Exercise goal:
Scan the entries for lines with the word "length" and copy those lines.

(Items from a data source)

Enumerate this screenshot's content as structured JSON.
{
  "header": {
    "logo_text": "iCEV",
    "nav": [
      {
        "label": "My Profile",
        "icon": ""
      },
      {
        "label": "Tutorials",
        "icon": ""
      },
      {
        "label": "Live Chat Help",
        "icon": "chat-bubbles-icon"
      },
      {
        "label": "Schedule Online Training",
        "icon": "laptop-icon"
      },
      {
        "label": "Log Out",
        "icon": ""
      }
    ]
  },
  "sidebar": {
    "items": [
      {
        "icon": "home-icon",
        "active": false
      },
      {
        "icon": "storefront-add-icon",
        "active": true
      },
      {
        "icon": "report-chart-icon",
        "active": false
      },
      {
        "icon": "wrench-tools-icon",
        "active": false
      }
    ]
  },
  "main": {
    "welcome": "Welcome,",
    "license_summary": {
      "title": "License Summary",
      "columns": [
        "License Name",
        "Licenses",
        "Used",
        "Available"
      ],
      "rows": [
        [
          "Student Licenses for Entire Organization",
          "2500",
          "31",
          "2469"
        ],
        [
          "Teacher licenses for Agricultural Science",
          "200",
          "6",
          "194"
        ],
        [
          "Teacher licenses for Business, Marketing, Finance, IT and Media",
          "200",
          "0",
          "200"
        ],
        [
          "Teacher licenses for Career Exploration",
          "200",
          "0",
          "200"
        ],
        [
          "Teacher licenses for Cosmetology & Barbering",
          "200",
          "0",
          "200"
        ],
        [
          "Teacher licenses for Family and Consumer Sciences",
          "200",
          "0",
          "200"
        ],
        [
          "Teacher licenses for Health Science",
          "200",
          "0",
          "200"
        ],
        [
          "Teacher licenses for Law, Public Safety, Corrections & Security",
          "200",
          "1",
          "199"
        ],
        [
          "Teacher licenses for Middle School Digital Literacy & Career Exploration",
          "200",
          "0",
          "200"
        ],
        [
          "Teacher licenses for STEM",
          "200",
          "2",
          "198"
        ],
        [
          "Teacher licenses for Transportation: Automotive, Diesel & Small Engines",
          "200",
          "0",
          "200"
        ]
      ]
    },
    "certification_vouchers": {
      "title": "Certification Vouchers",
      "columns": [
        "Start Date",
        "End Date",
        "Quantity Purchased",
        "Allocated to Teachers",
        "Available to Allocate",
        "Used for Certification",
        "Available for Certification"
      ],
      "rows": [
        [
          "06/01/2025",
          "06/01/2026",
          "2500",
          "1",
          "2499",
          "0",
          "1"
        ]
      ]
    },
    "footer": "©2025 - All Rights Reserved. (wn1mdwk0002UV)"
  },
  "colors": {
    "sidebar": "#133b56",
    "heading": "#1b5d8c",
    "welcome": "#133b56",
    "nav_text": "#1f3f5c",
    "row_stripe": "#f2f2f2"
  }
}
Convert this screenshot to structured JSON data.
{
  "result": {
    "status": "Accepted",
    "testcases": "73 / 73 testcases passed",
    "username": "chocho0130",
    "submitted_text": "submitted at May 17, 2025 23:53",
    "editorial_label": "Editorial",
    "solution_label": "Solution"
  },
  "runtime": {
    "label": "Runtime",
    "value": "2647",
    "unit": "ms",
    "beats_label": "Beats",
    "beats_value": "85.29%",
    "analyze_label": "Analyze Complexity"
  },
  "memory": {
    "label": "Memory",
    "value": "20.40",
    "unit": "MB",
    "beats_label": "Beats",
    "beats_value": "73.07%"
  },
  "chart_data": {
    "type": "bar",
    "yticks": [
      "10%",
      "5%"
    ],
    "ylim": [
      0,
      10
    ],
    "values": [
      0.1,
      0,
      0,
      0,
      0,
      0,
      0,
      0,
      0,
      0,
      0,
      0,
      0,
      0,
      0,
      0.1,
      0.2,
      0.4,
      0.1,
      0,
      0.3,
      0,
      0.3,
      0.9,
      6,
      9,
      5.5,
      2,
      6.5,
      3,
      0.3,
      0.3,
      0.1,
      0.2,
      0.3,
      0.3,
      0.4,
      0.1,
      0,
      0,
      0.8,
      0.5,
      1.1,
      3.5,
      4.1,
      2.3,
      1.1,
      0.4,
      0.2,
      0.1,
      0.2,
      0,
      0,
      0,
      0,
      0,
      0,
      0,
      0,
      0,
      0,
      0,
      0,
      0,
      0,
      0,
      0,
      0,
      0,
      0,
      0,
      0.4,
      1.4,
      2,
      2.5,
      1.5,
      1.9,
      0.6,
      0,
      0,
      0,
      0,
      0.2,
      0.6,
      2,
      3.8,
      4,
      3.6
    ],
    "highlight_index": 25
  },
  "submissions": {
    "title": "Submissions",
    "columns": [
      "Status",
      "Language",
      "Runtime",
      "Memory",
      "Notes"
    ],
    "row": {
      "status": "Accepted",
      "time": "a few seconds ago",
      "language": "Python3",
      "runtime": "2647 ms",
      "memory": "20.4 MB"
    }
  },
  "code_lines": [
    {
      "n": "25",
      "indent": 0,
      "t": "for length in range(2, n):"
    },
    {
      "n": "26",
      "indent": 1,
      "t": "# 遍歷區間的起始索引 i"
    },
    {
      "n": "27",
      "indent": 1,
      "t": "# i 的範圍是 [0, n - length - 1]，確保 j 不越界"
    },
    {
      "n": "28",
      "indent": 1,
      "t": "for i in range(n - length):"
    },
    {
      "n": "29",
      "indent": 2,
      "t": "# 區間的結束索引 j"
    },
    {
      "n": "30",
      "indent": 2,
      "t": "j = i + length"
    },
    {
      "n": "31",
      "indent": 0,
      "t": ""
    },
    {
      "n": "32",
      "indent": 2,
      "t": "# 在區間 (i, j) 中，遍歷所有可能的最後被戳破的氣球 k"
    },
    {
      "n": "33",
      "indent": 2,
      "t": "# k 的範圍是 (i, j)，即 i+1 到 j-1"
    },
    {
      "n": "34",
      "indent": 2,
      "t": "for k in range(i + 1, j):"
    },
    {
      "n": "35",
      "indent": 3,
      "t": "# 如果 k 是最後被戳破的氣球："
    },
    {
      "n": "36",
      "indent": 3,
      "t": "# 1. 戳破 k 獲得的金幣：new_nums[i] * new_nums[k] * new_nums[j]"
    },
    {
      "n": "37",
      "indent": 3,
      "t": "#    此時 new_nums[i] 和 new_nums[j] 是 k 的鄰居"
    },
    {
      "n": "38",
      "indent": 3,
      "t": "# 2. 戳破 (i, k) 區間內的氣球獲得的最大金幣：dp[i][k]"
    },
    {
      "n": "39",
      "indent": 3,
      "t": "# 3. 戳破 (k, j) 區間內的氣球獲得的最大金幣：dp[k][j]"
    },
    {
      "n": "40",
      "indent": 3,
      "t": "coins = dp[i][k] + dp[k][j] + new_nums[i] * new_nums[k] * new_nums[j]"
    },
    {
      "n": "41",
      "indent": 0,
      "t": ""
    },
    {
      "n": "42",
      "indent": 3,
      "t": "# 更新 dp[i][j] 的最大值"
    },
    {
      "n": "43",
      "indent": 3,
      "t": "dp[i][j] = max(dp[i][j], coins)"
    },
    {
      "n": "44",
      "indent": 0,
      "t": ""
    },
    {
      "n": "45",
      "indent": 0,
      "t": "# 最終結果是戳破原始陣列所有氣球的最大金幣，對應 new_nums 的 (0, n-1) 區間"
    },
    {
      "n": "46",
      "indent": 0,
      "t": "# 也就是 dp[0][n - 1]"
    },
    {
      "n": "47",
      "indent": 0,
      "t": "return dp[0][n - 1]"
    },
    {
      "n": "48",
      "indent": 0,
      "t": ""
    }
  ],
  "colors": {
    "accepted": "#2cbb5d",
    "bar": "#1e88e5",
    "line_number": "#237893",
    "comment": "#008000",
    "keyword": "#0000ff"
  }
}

Output below:
      "t": "for length in range(2, n):"
      "t": "# i 的範圍是 [0, n - length - 1]，確保 j 不越界"
      "t": "for i in range(n - length):"
      "t": "j = i + length"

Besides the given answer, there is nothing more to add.